The Case of the Velvet Claws
Tags: crime-fiction, detective-fiction,
Perry Mason makes his first appearance in The Case of the Velvet Claws. The book begins with a Mrs. Eva Griffin approaching Mason for a favor. She’d been out on a date the night before with a man who wasn’t her husband. The police showed up to investigate a robbery at the hotel where said date occurred, and they took statements from witnesses.
Eva Griffin’s date was a powerful local politician, powerful enough to get the police to exclude his name from the witness list. A local gossip paper, however, knows he was there and they’re going to publish the story, which will ultimately expose Eva’s infidelity to her husband.
Eva Griffin wants Perry Mason to stop the story from being published. Mason is familiar with the paper and its mode of operation. It’s a thinly veiled extortion racket that makes its profit by digging up dirt on the rich and powerful and then collecting huge fees to suppress damaging stories.
So the setup here is simple enough. Rich woman hires lawyer to sound out the extortionists, see how much they want, and then broker a deal.
Only Perry Mason does not like extortionists, and isn’t willing to pay them off even when his client is. In addition, both Mason and his secretary, Della Street, sense there’s something deeper to this woman’s request. She seems more scared than she should be. And Mason soon discovers that Griffin isn’t her real name.
Though nominally an attorney, Mason’s role in this novel is more of an investigator, and he’s a hard-boiled one at that. This Perry Mason is nothing like the well-mannered TV character making shrewd courtroom arguments in his respectable tailored suit.
He’s a lot closer to Dashiell Hammet’s Sam Spade, always in the thick of the action, lying when necessary to trick criminals into betraying each other, and using his fists when all else fails.
Like Hammett’s detective, Mason seems to know all the right people, including which cops and other detectives can lend a hand in his investigation, who owns the pawn shop, who to talk to at the local paper, and more.
Like Hammett’s novels, The Case of the Velvet Claws moves rapidly. All the action unfolds in forty-eight hours or so, and the plot twists everywhere. One of the biggest twists comes early on, when Mason accidentally discovers who his client really is, and what she’s so scared of.

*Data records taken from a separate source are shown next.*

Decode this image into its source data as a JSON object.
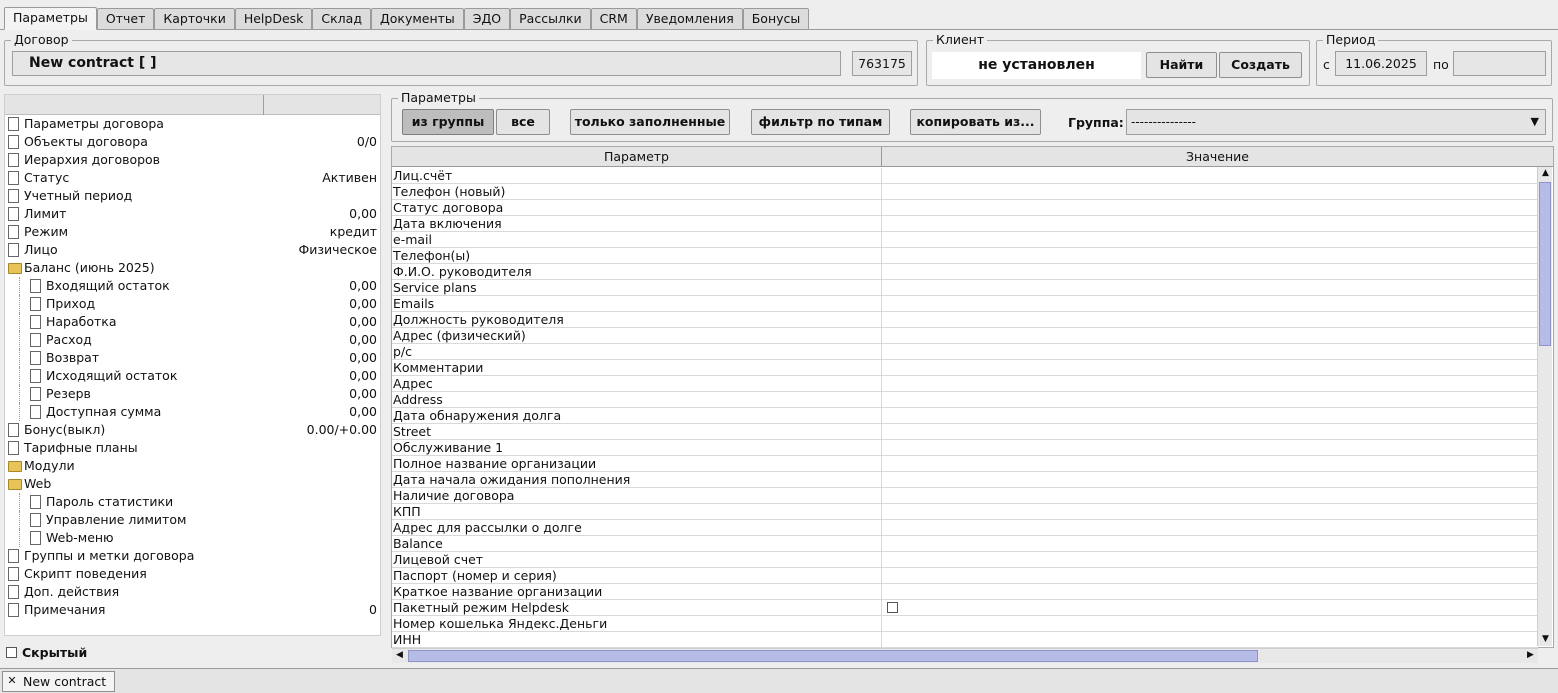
{
  "tabs": [
    "Параметры",
    "Отчет",
    "Карточки",
    "HelpDesk",
    "Склад",
    "Документы",
    "ЭДО",
    "Рассылки",
    "CRM",
    "Уведомления",
    "Бонусы"
  ],
  "active_tab": "Параметры",
  "contract": {
    "group_title": "Договор",
    "title": "New contract [  ]",
    "id": "763175"
  },
  "client": {
    "group_title": "Клиент",
    "value": "не установлен",
    "find_button": "Найти",
    "create_button": "Создать"
  },
  "period": {
    "group_title": "Период",
    "from_label": "с",
    "from_value": "11.06.2025",
    "to_label": "по",
    "to_value": ""
  },
  "tree": {
    "items": [
      {
        "label": "Параметры договора",
        "value": "",
        "level": 0,
        "icon": "doc"
      },
      {
        "label": "Объекты договора",
        "value": "0/0",
        "level": 0,
        "icon": "doc"
      },
      {
        "label": "Иерархия договоров",
        "value": "",
        "level": 0,
        "icon": "doc"
      },
      {
        "label": "Статус",
        "value": "Активен",
        "level": 0,
        "icon": "doc"
      },
      {
        "label": "Учетный период",
        "value": "",
        "level": 0,
        "icon": "doc"
      },
      {
        "label": "Лимит",
        "value": "0,00",
        "level": 0,
        "icon": "doc"
      },
      {
        "label": "Режим",
        "value": "кредит",
        "level": 0,
        "icon": "doc"
      },
      {
        "label": "Лицо",
        "value": "Физическое",
        "level": 0,
        "icon": "doc"
      },
      {
        "label": "Баланс (июнь 2025)",
        "value": "",
        "level": 0,
        "icon": "folder"
      },
      {
        "label": "Входящий остаток",
        "value": "0,00",
        "level": 1,
        "icon": "doc"
      },
      {
        "label": "Приход",
        "value": "0,00",
        "level": 1,
        "icon": "doc"
      },
      {
        "label": "Наработка",
        "value": "0,00",
        "level": 1,
        "icon": "doc"
      },
      {
        "label": "Расход",
        "value": "0,00",
        "level": 1,
        "icon": "doc"
      },
      {
        "label": "Возврат",
        "value": "0,00",
        "level": 1,
        "icon": "doc"
      },
      {
        "label": "Исходящий остаток",
        "value": "0,00",
        "level": 1,
        "icon": "doc"
      },
      {
        "label": "Резерв",
        "value": "0,00",
        "level": 1,
        "icon": "doc"
      },
      {
        "label": "Доступная сумма",
        "value": "0,00",
        "level": 1,
        "icon": "doc"
      },
      {
        "label": "Бонус(выкл)",
        "value": "0.00/+0.00",
        "level": 0,
        "icon": "doc"
      },
      {
        "label": "Тарифные планы",
        "value": "",
        "level": 0,
        "icon": "doc"
      },
      {
        "label": "Модули",
        "value": "",
        "level": 0,
        "icon": "folder"
      },
      {
        "label": "Web",
        "value": "",
        "level": 0,
        "icon": "folder"
      },
      {
        "label": "Пароль статистики",
        "value": "",
        "level": 1,
        "icon": "doc"
      },
      {
        "label": "Управление лимитом",
        "value": "",
        "level": 1,
        "icon": "doc"
      },
      {
        "label": "Web-меню",
        "value": "",
        "level": 1,
        "icon": "doc"
      },
      {
        "label": "Группы и метки договора",
        "value": "",
        "level": 0,
        "icon": "doc"
      },
      {
        "label": "Скрипт поведения",
        "value": "",
        "level": 0,
        "icon": "doc"
      },
      {
        "label": "Доп. действия",
        "value": "",
        "level": 0,
        "icon": "doc"
      },
      {
        "label": "Примечания",
        "value": "0",
        "level": 0,
        "icon": "doc"
      }
    ]
  },
  "hidden_checkbox_label": "Скрытый",
  "params": {
    "group_title": "Параметры",
    "buttons": {
      "from_group": "из группы",
      "all": "все",
      "only_filled": "только заполненные",
      "filter_types": "фильтр по типам",
      "copy_from": "копировать из..."
    },
    "group_label": "Группа:",
    "group_value": "---------------",
    "columns": [
      "Параметр",
      "Значение"
    ],
    "rows": [
      {
        "name": "Лиц.счёт",
        "checkbox": false
      },
      {
        "name": "Телефон (новый)",
        "checkbox": false
      },
      {
        "name": "Статус договора",
        "checkbox": false
      },
      {
        "name": "Дата включения",
        "checkbox": false
      },
      {
        "name": "e-mail",
        "checkbox": false
      },
      {
        "name": "Телефон(ы)",
        "checkbox": false
      },
      {
        "name": "Ф.И.О. руководителя",
        "checkbox": false
      },
      {
        "name": "Service plans",
        "checkbox": false
      },
      {
        "name": "Emails",
        "checkbox": false
      },
      {
        "name": "Должность руководителя",
        "checkbox": false
      },
      {
        "name": "Адрес (физический)",
        "checkbox": false
      },
      {
        "name": "р/с",
        "checkbox": false
      },
      {
        "name": "Комментарии",
        "checkbox": false
      },
      {
        "name": "Адрес",
        "checkbox": false
      },
      {
        "name": "Address",
        "checkbox": false
      },
      {
        "name": "Дата обнаружения долга",
        "checkbox": false
      },
      {
        "name": "Street",
        "checkbox": false
      },
      {
        "name": "Обслуживание 1",
        "checkbox": false
      },
      {
        "name": "Полное название организации",
        "checkbox": false
      },
      {
        "name": "Дата начала ожидания пополнения",
        "checkbox": false
      },
      {
        "name": "Наличие договора",
        "checkbox": false
      },
      {
        "name": "КПП",
        "checkbox": false
      },
      {
        "name": "Адрес для рассылки о долге",
        "checkbox": false
      },
      {
        "name": "Balance",
        "checkbox": false
      },
      {
        "name": "Лицевой счет",
        "checkbox": false
      },
      {
        "name": "Паспорт (номер и серия)",
        "checkbox": false
      },
      {
        "name": "Краткое название организации",
        "checkbox": false
      },
      {
        "name": "Пакетный режим Helpdesk",
        "checkbox": true
      },
      {
        "name": "Номер кошелька Яндекс.Деньги",
        "checkbox": false
      },
      {
        "name": "ИНН",
        "checkbox": false
      }
    ]
  },
  "bottom_tab": {
    "close_glyph": "✕",
    "label": "New contract"
  },
  "icons": {
    "dropdown": "▼",
    "up": "▲",
    "down": "▼",
    "left": "◀",
    "right": "▶"
  }
}
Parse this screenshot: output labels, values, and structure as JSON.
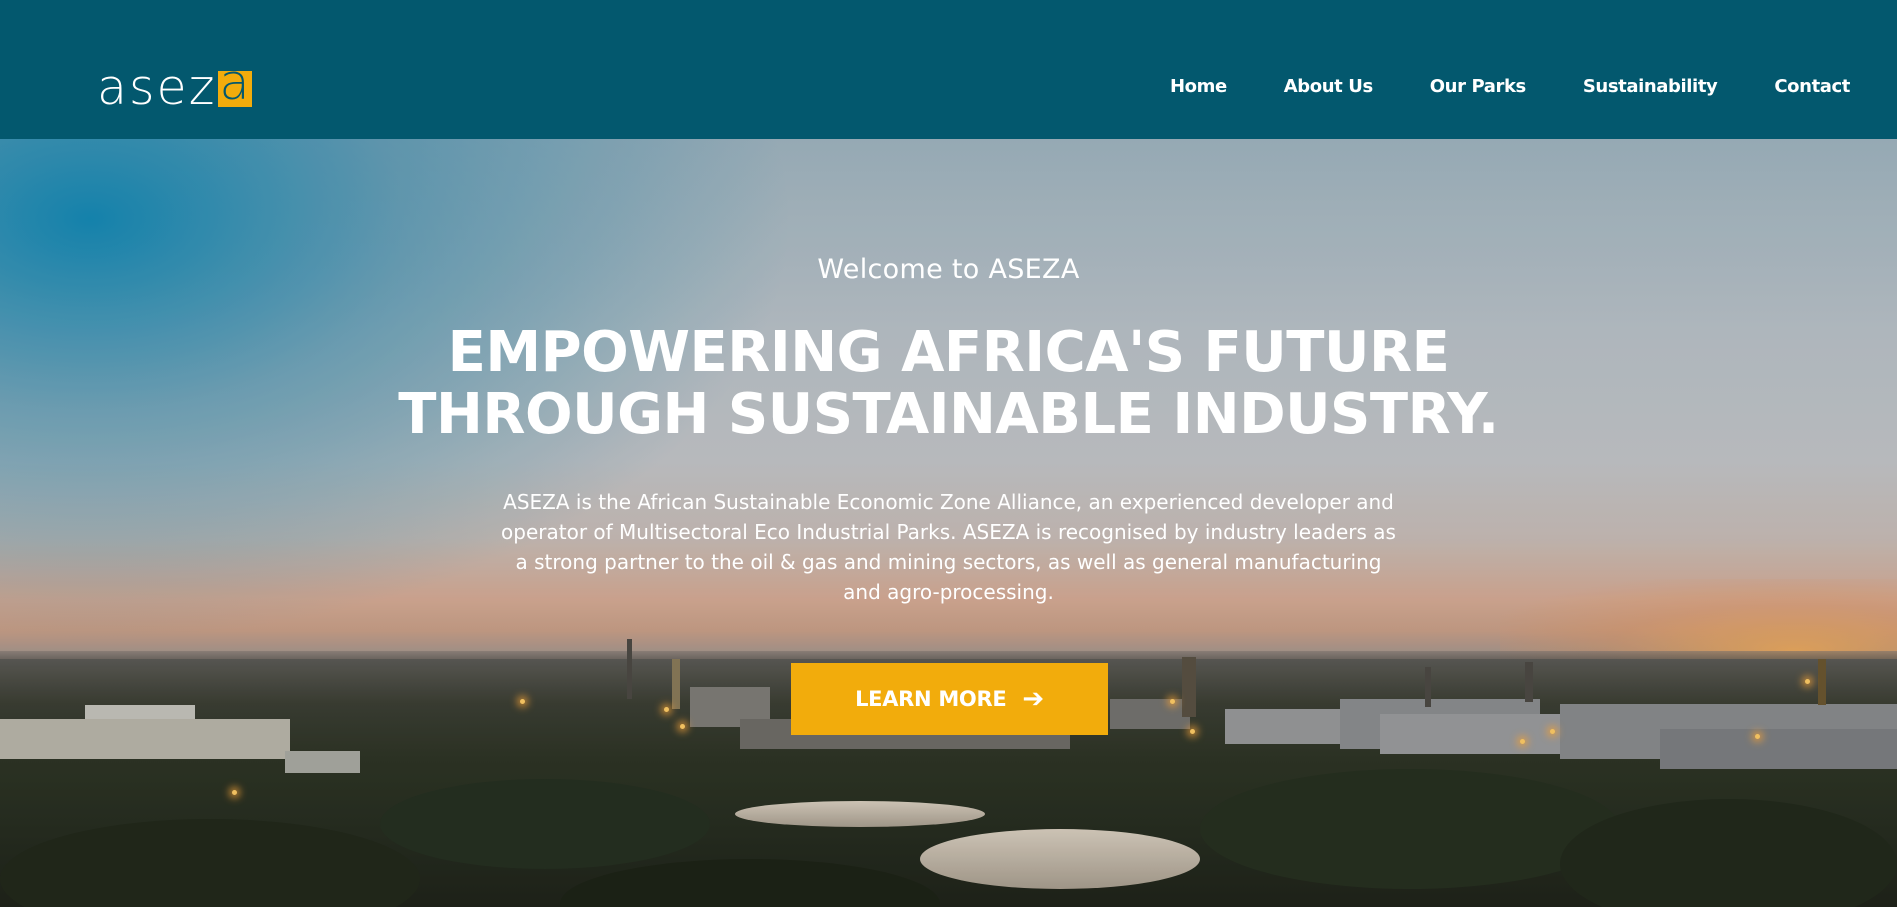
{
  "header": {
    "logo": {
      "text": "asez",
      "box_letter": "a"
    },
    "nav": [
      {
        "label": "Home"
      },
      {
        "label": "About Us"
      },
      {
        "label": "Our Parks"
      },
      {
        "label": "Sustainability"
      },
      {
        "label": "Contact"
      }
    ]
  },
  "hero": {
    "welcome": "Welcome to ASEZA",
    "headline_line1": "EMPOWERING AFRICA'S FUTURE",
    "headline_line2": "THROUGH SUSTAINABLE INDUSTRY.",
    "description": "ASEZA is the African Sustainable Economic Zone Alliance, an experienced developer and operator of Multisectoral Eco Industrial Parks. ASEZA is recognised by industry leaders as a strong partner to the oil & gas and mining sectors, as well as general manufacturing and agro-processing.",
    "cta_label": "LEARN MORE",
    "cta_icon": "arrow-right-icon",
    "background_image": "industrial-park-at-dusk"
  },
  "colors": {
    "header_bg": "#03586e",
    "accent": "#f2ac0c",
    "text": "#ffffff"
  }
}
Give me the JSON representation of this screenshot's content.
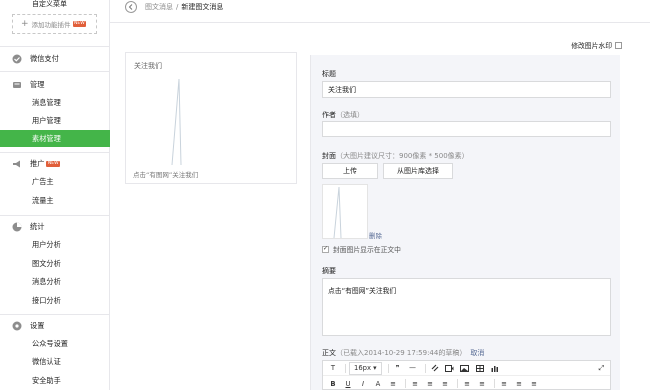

That twist, which might have been the highlight of a contemporary mystery, is only the beginning. The further Mason digs into the case, the deeper he finds himself in a nest of trouble with some very hard-nosed, ruthless characters.
And while Mason is a match for all of them, his biggest risk may come from his client. She lies constantly, and her sole concern is her own survival. The case evolves from simple blackmail to murder, and Mason finds himself maneuvered into a position where he’s a plausible suspect. Worse still, his unreliable client may become the witness who fingers him as the killer.
There’s no lack of action or intrigue in this one. On one side, he’s trying to out-blackmail the blackmailers, while on the other, he’s trying to keep the police from arresting him. And all the while, he’s trying to be loyal to a double-crossing client who may not deserve his loyalty.
It’s an ambitious plot that only an excellent writer can pull off. Gardner does it, and he does it very much in the fashion of Hammett, who always seems to keep the reader a step behind the detective, panting and eager to catch up.
According to the postscript, this book sold forty-eight million copies during its first fifteen years in print. I can see why. Hammett’s new style of writing caused a sensation just a few years earlier. His books were bestsellers, but the violence in some of them, particularly Red Harvest, was over the top.
In this book, Gardner produced a compelling Hammett novel without the gore. I haven’t read the other eighty or so books in the series (yes, eighty!), but I wonder how Mason morphed from the ruthless hard-boiled character of 1933 to the tame, advertiser-approved TV character of the nineteen fifties and sixties.
Like Margaret Millar, Gardner was a star in his day, and regularly topped the bestseller lists. It’s a shame this book isn’t currently in print in paperback. I think it would have a wider readership among classic crime fans if more people knew about it.
If you like old-school crime novels, unflagging action, and a story that will keep you guessing, this one’s for you.